Task goal: The required output is every entry below, copied exactly.

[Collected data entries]
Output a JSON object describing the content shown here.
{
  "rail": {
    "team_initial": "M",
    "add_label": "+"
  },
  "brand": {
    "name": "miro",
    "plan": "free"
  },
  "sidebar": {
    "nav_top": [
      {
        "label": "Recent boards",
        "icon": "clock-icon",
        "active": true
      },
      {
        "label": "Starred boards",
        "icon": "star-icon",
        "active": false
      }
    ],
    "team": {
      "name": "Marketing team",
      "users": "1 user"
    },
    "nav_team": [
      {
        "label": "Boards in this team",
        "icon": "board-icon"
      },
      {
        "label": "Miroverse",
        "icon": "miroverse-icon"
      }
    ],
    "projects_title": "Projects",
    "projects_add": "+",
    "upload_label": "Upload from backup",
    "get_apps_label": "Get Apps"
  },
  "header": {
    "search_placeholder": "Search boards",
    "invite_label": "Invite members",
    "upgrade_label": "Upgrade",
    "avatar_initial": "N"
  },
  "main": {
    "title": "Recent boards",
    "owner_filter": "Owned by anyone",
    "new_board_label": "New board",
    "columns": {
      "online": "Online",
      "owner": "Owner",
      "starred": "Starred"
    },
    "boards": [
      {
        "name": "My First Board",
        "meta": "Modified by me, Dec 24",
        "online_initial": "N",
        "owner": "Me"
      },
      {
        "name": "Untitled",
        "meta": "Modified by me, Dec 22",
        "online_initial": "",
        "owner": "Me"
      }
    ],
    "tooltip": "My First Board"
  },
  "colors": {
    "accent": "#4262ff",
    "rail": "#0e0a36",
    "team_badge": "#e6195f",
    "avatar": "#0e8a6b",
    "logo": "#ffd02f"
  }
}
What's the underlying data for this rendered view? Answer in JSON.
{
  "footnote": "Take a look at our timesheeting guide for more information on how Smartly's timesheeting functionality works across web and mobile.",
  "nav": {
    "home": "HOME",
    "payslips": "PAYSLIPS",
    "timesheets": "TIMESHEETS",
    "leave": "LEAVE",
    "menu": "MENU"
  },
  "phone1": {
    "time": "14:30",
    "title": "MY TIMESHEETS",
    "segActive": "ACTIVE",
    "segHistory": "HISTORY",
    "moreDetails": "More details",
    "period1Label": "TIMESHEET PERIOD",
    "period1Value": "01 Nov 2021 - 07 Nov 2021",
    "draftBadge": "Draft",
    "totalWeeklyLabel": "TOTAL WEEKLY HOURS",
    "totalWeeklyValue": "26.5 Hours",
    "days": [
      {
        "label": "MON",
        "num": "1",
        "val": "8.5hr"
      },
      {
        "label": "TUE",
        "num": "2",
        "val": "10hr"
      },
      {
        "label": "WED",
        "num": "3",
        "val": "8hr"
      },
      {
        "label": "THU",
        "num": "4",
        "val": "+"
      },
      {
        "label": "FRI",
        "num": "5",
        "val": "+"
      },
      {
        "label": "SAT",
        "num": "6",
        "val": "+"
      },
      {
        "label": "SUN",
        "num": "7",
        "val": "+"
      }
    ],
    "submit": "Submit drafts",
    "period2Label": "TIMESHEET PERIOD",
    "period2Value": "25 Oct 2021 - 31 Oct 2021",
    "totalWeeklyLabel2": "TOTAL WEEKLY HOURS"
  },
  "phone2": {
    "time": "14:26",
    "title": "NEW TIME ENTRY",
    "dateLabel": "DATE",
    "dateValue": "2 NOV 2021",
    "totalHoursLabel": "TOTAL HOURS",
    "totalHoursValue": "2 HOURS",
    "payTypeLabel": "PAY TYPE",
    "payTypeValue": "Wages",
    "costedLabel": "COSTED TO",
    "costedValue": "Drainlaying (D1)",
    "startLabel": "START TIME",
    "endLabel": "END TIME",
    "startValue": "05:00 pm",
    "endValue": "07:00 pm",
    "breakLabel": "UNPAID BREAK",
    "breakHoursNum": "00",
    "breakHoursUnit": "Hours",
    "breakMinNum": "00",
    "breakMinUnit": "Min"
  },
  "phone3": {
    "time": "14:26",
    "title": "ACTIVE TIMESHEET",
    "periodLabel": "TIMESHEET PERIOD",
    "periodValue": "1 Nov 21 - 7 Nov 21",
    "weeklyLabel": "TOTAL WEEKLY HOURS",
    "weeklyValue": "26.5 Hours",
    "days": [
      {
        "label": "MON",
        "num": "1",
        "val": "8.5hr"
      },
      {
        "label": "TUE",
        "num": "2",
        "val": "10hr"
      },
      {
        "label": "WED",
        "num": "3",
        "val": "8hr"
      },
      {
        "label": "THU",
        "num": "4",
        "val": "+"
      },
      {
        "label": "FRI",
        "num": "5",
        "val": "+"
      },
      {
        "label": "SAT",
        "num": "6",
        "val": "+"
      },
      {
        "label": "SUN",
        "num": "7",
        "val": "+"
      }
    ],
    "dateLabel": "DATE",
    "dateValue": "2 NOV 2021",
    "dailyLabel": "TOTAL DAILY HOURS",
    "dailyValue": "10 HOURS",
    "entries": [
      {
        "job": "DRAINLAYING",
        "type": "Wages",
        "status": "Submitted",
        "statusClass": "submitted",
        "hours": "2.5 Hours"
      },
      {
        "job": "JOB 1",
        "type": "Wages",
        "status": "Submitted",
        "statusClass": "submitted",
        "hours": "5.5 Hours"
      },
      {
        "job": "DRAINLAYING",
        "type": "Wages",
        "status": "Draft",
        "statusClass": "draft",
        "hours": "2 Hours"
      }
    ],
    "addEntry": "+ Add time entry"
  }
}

Answer to the problem:
Output a JSON object describing the content shown here.
{
  "rail": {
    "team_initial": "M",
    "add_label": "+"
  },
  "brand": {
    "name": "miro",
    "plan": "free"
  },
  "sidebar": {
    "nav_top": [
      {
        "label": "Recent boards",
        "icon": "clock-icon",
        "active": true
      },
      {
        "label": "Starred boards",
        "icon": "star-icon",
        "active": false
      }
    ],
    "team": {
      "name": "Marketing team",
      "users": "1 user"
    },
    "nav_team": [
      {
        "label": "Boards in this team",
        "icon": "board-icon"
      },
      {
        "label": "Miroverse",
        "icon": "miroverse-icon"
      }
    ],
    "projects_title": "Projects",
    "projects_add": "+",
    "upload_label": "Upload from backup",
    "get_apps_label": "Get Apps"
  },
  "header": {
    "search_placeholder": "Search boards",
    "invite_label": "Invite members",
    "upgrade_label": "Upgrade",
    "avatar_initial": "N"
  },
  "main": {
    "title": "Recent boards",
    "owner_filter": "Owned by anyone",
    "new_board_label": "New board",
    "columns": {
      "online": "Online",
      "owner": "Owner",
      "starred": "Starred"
    },
    "boards": [
      {
        "name": "My First Board",
        "meta": "Modified by me, Dec 24",
        "online_initial": "N",
        "owner": "Me"
      },
      {
        "name": "Untitled",
        "meta": "Modified by me, Dec 22",
        "online_initial": "",
        "owner": "Me"
      }
    ],
    "tooltip": "My First Board"
  },
  "colors": {
    "accent": "#4262ff",
    "rail": "#0e0a36",
    "team_badge": "#e6195f",
    "avatar": "#0e8a6b",
    "logo": "#ffd02f"
  }
}
What's the underlying data for this rendered view? Answer in JSON.
{
  "footnote": "Take a look at our timesheeting guide for more information on how Smartly's timesheeting functionality works across web and mobile.",
  "nav": {
    "home": "HOME",
    "payslips": "PAYSLIPS",
    "timesheets": "TIMESHEETS",
    "leave": "LEAVE",
    "menu": "MENU"
  },
  "phone1": {
    "time": "14:30",
    "title": "MY TIMESHEETS",
    "segActive": "ACTIVE",
    "segHistory": "HISTORY",
    "moreDetails": "More details",
    "period1Label": "TIMESHEET PERIOD",
    "period1Value": "01 Nov 2021 - 07 Nov 2021",
    "draftBadge": "Draft",
    "totalWeeklyLabel": "TOTAL WEEKLY HOURS",
    "totalWeeklyValue": "26.5 Hours",
    "days": [
      {
        "label": "MON",
        "num": "1",
        "val": "8.5hr"
      },
      {
        "label": "TUE",
        "num": "2",
        "val": "10hr"
      },
      {
        "label": "WED",
        "num": "3",
        "val": "8hr"
      },
      {
        "label": "THU",
        "num": "4",
        "val": "+"
      },
      {
        "label": "FRI",
        "num": "5",
        "val": "+"
      },
      {
        "label": "SAT",
        "num": "6",
        "val": "+"
      },
      {
        "label": "SUN",
        "num": "7",
        "val": "+"
      }
    ],
    "submit": "Submit drafts",
    "period2Label": "TIMESHEET PERIOD",
    "period2Value": "25 Oct 2021 - 31 Oct 2021",
    "totalWeeklyLabel2": "TOTAL WEEKLY HOURS"
  },
  "phone2": {
    "time": "14:26",
    "title": "NEW TIME ENTRY",
    "dateLabel": "DATE",
    "dateValue": "2 NOV 2021",
    "totalHoursLabel": "TOTAL HOURS",
    "totalHoursValue": "2 HOURS",
    "payTypeLabel": "PAY TYPE",
    "payTypeValue": "Wages",
    "costedLabel": "COSTED TO",
    "costedValue": "Drainlaying (D1)",
    "startLabel": "START TIME",
    "endLabel": "END TIME",
    "startValue": "05:00 pm",
    "endValue": "07:00 pm",
    "breakLabel": "UNPAID BREAK",
    "breakHoursNum": "00",
    "breakHoursUnit": "Hours",
    "breakMinNum": "00",
    "breakMinUnit": "Min"
  },
  "phone3": {
    "time": "14:26",
    "title": "ACTIVE TIMESHEET",
    "periodLabel": "TIMESHEET PERIOD",
    "periodValue": "1 Nov 21 - 7 Nov 21",
    "weeklyLabel": "TOTAL WEEKLY HOURS",
    "weeklyValue": "26.5 Hours",
    "days": [
      {
        "label": "MON",
        "num": "1",
        "val": "8.5hr"
      },
      {
        "label": "TUE",
        "num": "2",
        "val": "10hr"
      },
      {
        "label": "WED",
        "num": "3",
        "val": "8hr"
      },
      {
        "label": "THU",
        "num": "4",
        "val": "+"
      },
      {
        "label": "FRI",
        "num": "5",
        "val": "+"
      },
      {
        "label": "SAT",
        "num": "6",
        "val": "+"
      },
      {
        "label": "SUN",
        "num": "7",
        "val": "+"
      }
    ],
    "dateLabel": "DATE",
    "dateValue": "2 NOV 2021",
    "dailyLabel": "TOTAL DAILY HOURS",
    "dailyValue": "10 HOURS",
    "entries": [
      {
        "job": "DRAINLAYING",
        "type": "Wages",
        "status": "Submitted",
        "statusClass": "submitted",
        "hours": "2.5 Hours"
      },
      {
        "job": "JOB 1",
        "type": "Wages",
        "status": "Submitted",
        "statusClass": "submitted",
        "hours": "5.5 Hours"
      },
      {
        "job": "DRAINLAYING",
        "type": "Wages",
        "status": "Draft",
        "statusClass": "draft",
        "hours": "2 Hours"
      }
    ],
    "addEntry": "+ Add time entry"
  }
}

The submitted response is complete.